Thursday, July 20, 2000
Updated: July 27, 3:37 PM ET
In WNBA, it's 'blame the coach'
By Michelle Smith
Special to ESPN.com
When Nancy Darsch resigned last Friday as coach of the
Washington Mystics, it was less a stunning development than an exercise in
From the moment Chamique Holdsclaw spoke publicly against her coach,
Darsch's days were numbered. When Washington fell to 9-12 at the All-Star
break, it was all but a done deal. Yes, technically Darsch quit. But if she
hadn't, she probably would have been fired.
If there is one truism in the WNBA, it's that when things go wrong --
blame the coach.
Maybe this league really is the fifth major professional sport,
because it's the same way in the NBA, the NFL, the NHL and baseball.
There have been 12 coaching changes on seven teams in the league since
it began in 1997. Of the original eight teams that started four years ago, only Houston's
Van Chancellor and Phoenix's Cheryl Miller remain in their positions.
Los Angeles leads the league with four coaching changes, although it
would appear the Sparks have finally found their man in Michael Cooper.
Sacramento, Cleveland and Utah are all on their third coach.
Darsch's resignation last week was the first replacement of a WNBA
coach this season, which puts the league seriously behind the pace compared
to past seasons.
But Washington has to be considered the biggest disappointment of the
year, a team that has two of the league's biggest stars -- Nikki McCray and
Holdsclaw -- but can manage no better than a 9-12 record, including big
losses to expansion teams Portland and Indiana.
Charlotte would come in a close second because it has been a playoff
team in each of the past three years and as a result, coach T.R. Dunn might
find himself on the at-risk list.
Even in Sacramento, where the Monarchs were a favorite of many to
unseat Houston when the season began, there are grumblings. The Monarchs
have lost three straight and, after averaging 88 points a game earlier in
the season, have scored 62, 64 and 69 points in costly conference
losses to Houston, Phoenix and Utah.
Yolanda Griffith said pointedly earlier this week that the players do
not want to run coach Sonny Allen's spread (or flex) offense.
"Our coach wants us to do certain things and we're not doing it," Griffith said to the Sacramento Bee. "He wants us to execute the flex and
we don't like it."
This may actually turn out to be a quiet year for coaching changes. The
expansion coaches are certainly off the hook, and many of the other

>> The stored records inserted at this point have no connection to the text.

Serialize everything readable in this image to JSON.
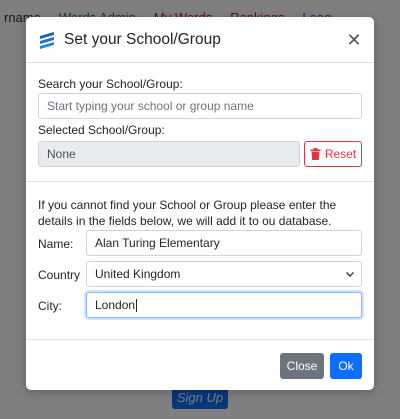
{
  "background": {
    "nav_items": [
      "rname",
      "Words Admin",
      "My Words",
      "Rankings",
      "Leag"
    ],
    "signup_label": "Sign Up"
  },
  "modal": {
    "title": "Set your School/Group",
    "search": {
      "label": "Search your School/Group:",
      "placeholder": "Start typing your school or group name",
      "value": ""
    },
    "selected": {
      "label": "Selected School/Group:",
      "value": "None",
      "reset_label": "Reset"
    },
    "info_text": "If you cannot find your School or Group please enter the details in the fields below, we will add it to ou database.",
    "fields": {
      "name_label": "Name:",
      "name_value": "Alan Turing Elementary",
      "country_label": "Country",
      "country_value": "United Kingdom",
      "city_label": "City:",
      "city_value": "London"
    },
    "footer": {
      "close_label": "Close",
      "ok_label": "Ok"
    }
  },
  "colors": {
    "primary": "#0d6efd",
    "secondary": "#6c757d",
    "danger": "#dc3545",
    "readonly_bg": "#e9ecef"
  },
  "icons": {
    "logo": "brand-logo-icon",
    "close": "close-icon",
    "reset": "trash-icon",
    "select": "chevron-down-icon"
  }
}
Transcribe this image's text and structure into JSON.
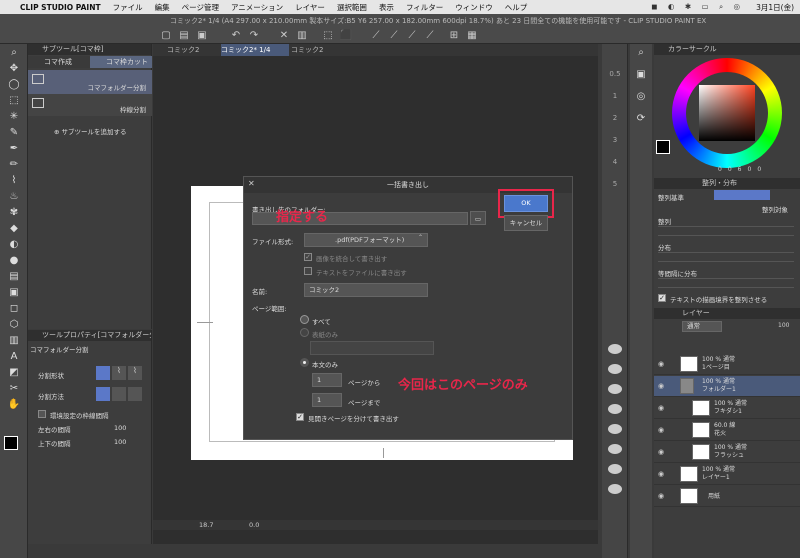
{
  "menubar": {
    "apple": "",
    "app": "CLIP STUDIO PAINT",
    "items": [
      "ファイル",
      "編集",
      "ページ管理",
      "アニメーション",
      "レイヤー",
      "選択範囲",
      "表示",
      "フィルター",
      "ウィンドウ",
      "ヘルプ"
    ],
    "clock": "3月1日(金)"
  },
  "window_title": "コミック2* 1/4 (A4 297.00 x 210.00mm 製本サイズ:B5 Y6 257.00 x 182.00mm 600dpi 18.7%) あと 23 日間全ての機能を使用可能です - CLIP STUDIO PAINT EX",
  "subtool": {
    "title": "サブツール[コマ枠]",
    "tabs": [
      "コマ作成",
      "コマ枠カット"
    ],
    "items": [
      "コマフォルダー分割",
      "枠線分割"
    ],
    "add_label": "サブツールを追加する"
  },
  "toolprop": {
    "title": "ツールプロパティ[コマフォルダー分]",
    "subtitle": "コマフォルダー分割",
    "rows": [
      "分割形状",
      "分割方法"
    ],
    "env_label": "環境設定の枠線間隔",
    "lr_label": "左右の間隔",
    "lr_value": "100",
    "tb_label": "上下の間隔",
    "tb_value": "100"
  },
  "doc_tabs": [
    "コミック2",
    "コミック2* 1/4",
    "コミック2"
  ],
  "canvas_status": {
    "zoom": "18.7",
    "angle": "0.0"
  },
  "dialog": {
    "title": "一括書き出し",
    "folder_label": "書き出し先のフォルダー:",
    "format_label": "ファイル形式:",
    "format_value": ".pdf(PDFフォーマット)",
    "merge_label": "画像を統合して書き出す",
    "text_label": "テキストをファイルに書き出す",
    "name_label": "名前:",
    "name_value": "コミック2",
    "range_label": "ページ範囲:",
    "all_label": "すべて",
    "cover_label": "表紙のみ",
    "body_label": "本文のみ",
    "from_value": "1",
    "from_label": "ページから",
    "to_value": "1",
    "to_label": "ページまで",
    "spread_label": "見開きページを分けて書き出す",
    "ok": "OK",
    "cancel": "キャンセル"
  },
  "annotations": {
    "specify": "指定する",
    "only_page": "今回はこのページのみ",
    "color": "#e8264a"
  },
  "right_nav": [
    "0.5",
    "1",
    "2",
    "3",
    "4",
    "5"
  ],
  "color_wheel": {
    "title": "カラーサークル",
    "values": [
      "0",
      "0",
      "6",
      "0",
      "0"
    ],
    "accent": "#ff4422"
  },
  "align": {
    "title": "整列・分布",
    "basis_label": "整列基準",
    "target_label": "整列対象",
    "align_label": "整列",
    "distribute_label": "分布",
    "spacing_label": "等間隔に分布",
    "checkbox_label": "テキストの描画境界を整列させる"
  },
  "layers": {
    "title": "レイヤー",
    "blend": "通常",
    "opacity": "100",
    "items": [
      {
        "pct": "100 % 通常",
        "name": "1ページ目"
      },
      {
        "pct": "100 % 通常",
        "name": "フォルダー1"
      },
      {
        "pct": "100 % 通常",
        "name": "フキダシ1"
      },
      {
        "pct": "60.0 線",
        "name": "花火"
      },
      {
        "pct": "100 % 通常",
        "name": "フラッシュ"
      },
      {
        "pct": "100 % 通常",
        "name": "レイヤー1"
      },
      {
        "pct": "",
        "name": "用紙"
      }
    ]
  }
}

struggling teams -- especially in the East -- can point to key injuries as
the source of their woes.
That and there seems to be a dearth of viable candidates. The top
college coaches are still showing no signs of giving up their big paychecks
and job security to make the leap to the pros, and that means more warm
bodies with NBA experience and nothing to do during the summer.
For all of the hand-wringing we've all done about the league's penchant
for hiring men with pro experience but no experience coaching women's
basketball, for all the insistence that there are qualified women out there
to take these jobs, the big question now is: Where are they?
Around the WNBA
It couldn't have been an easy week for Brandy Reed.
First the Phoenix Mercury standout was left off the All-Star team despite
ranking sixth in the league in scoring. Then a nationally televised protest
by irate Mercury fans prompted league president Val Ackerman to place Reed
on the West squad.
At Monday's All-Star Game, Reed had something to prove to the coaches
who snubbed her and she apparently tried too hard. Despite shooting 50
percent from the floor for the season, Reed turned in a 1-for-11 effort
from the floor.
A very strange sight: Mike Tyson taking his seat at Monday's All-Star
Portland might just end up as the best of the expansion lot after big
wins over Washington and Los Angeles and three wins in five games.
Seattle is on the other end of the spectrum, just because of the numbers. The Storm are 0-4 against fellow expansion teams.
Worthy of note: With all the talk about lagging attendance, consider
this: There were twice as many ballots cast for this year's All-Star team.
Michelle Smith of the San Francisco Examiner is a regular contributor to ESPN.com.